Perri favors mellifluous medley — flow — over memorable melody, but those too emerge if you listen long enough. His is the lithe post-woe-is-me of a resigned sadsack reborn, the kind of melancholia that isn’t quite sadness and that you might experience after or during a dream. Perri is coping, not merely relentlessly questioning, but the open-ended question is one of his chiefest forms. Uncertainties become his most persistent refrains, instabilities reinforced, as happens in the “Suicide is Painless”-tinged, though somewhat cheerier and more brightly adorned soul-jam “How Will I?” He sings “love is over” in a way that could not be devoid of loveliness or loving, again revealing the duplicity of language, music, and musical language [correction: the actual lyric, according to Perri, is “love is bolder”]. If Perri didn’t play with language or musical language as insistently as he does, his approach could be accused of solipsism, focusing primarily on a self beyond external influence. But Perri’s self is perpetually complicating, and even doubling, itself. (See previous solo album Tiny Mirrors or his other collaborative project Double Suicide, for further evidence of Perri’s obsession with duality.) In the aforementioned “Wolfman,” the phrase “I wanna come” is used either euphemistically or naively or, likely, both. Likewise, on song after song, changing arpeggios and chord changes reinforce their instability through repetition and variation. Just as bossa nova gently but radically rethought and re-felt samba in late-50s Brazil, Perri manages to preserve groove even as he softens and liberates it. Occasionally, this borders uncomfortably on maximalism as needless obfuscation — too many indecisive sounds and ideas filling out a track — but dulcet beauty, and an effort to stay beautiful, remain.

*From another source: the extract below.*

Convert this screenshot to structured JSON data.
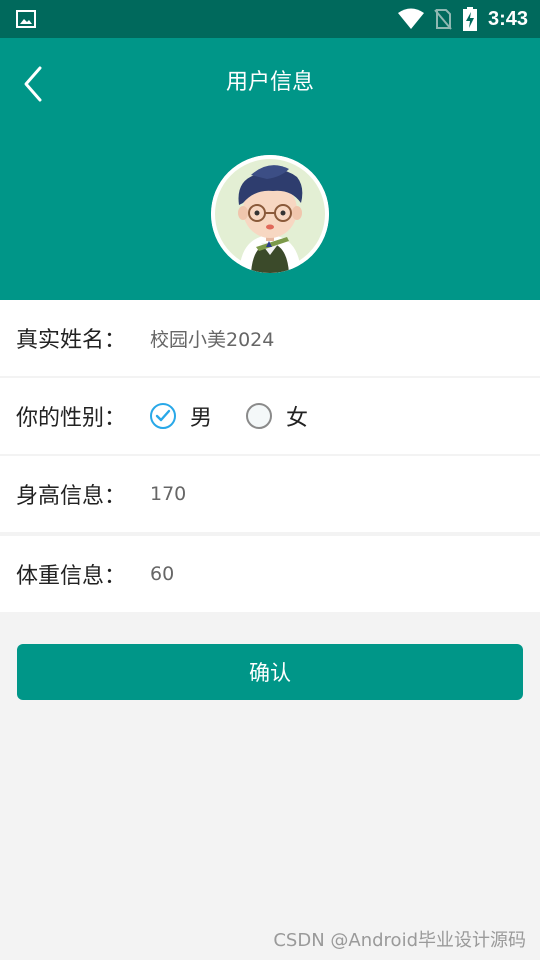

On the album’s final, most simple, and lovely track, “Impossible Spaces,” the “morning-after,” already the realm of indistinct contemplation, becomes “some kind of anti-matter,” further dematerialized and technologically diffuse, a distant emotion made proximal yet alien. Earlier, the eye itself is technological apparatus, ourselves, yet not us, as Perri “zoom[s] in again.” At his most melodic, Perri croons, “you and I create those plausible spaces,” though the “you” is additionally made uncertain by its enmeshing among a variety of bird-like sounds, which complicates the anthropocentric dimensions of the situation. To-what-or-to-whom-am-I-writing-or-singing is a crucial metaphysical concern that Perri is never shy about sweetly confronting, despite his inability to offer resolution. The album concludes with a sleepily comforting Bacharach-esque horn section, song become salve, a recombinant but reassuring singularity when fraught with crossroads upon crossroads.